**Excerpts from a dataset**
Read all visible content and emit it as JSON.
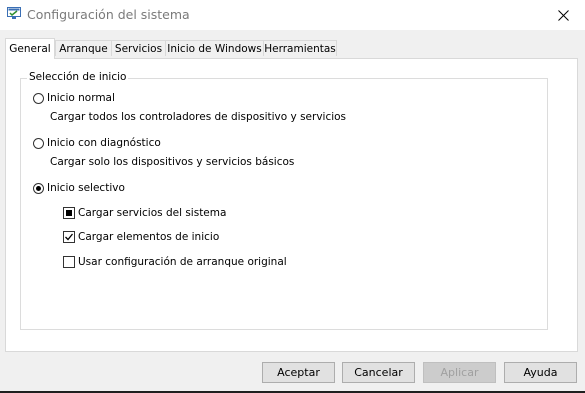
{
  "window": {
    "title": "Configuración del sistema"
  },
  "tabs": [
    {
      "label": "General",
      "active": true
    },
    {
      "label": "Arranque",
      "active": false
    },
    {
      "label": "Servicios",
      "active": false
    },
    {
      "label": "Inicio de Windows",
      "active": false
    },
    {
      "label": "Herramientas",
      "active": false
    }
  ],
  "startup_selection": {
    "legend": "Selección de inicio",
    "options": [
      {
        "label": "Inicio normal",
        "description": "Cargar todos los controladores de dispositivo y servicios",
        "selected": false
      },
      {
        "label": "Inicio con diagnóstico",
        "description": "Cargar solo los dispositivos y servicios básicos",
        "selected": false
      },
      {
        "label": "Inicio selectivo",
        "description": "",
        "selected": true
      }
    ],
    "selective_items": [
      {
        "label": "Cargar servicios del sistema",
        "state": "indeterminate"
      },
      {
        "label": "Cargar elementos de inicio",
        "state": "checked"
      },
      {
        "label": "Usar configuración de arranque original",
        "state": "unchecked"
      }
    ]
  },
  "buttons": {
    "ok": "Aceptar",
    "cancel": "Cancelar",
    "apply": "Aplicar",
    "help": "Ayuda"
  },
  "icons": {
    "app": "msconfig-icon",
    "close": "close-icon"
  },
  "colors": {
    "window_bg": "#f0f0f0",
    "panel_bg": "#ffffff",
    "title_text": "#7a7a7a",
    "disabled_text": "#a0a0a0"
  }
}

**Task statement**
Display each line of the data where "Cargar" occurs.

**Answer space**
        "description": "Cargar todos los controladores de dispositivo y servicios",
        "description": "Cargar solo los dispositivos y servicios básicos",
        "label": "Cargar servicios del sistema",
        "label": "Cargar elementos de inicio",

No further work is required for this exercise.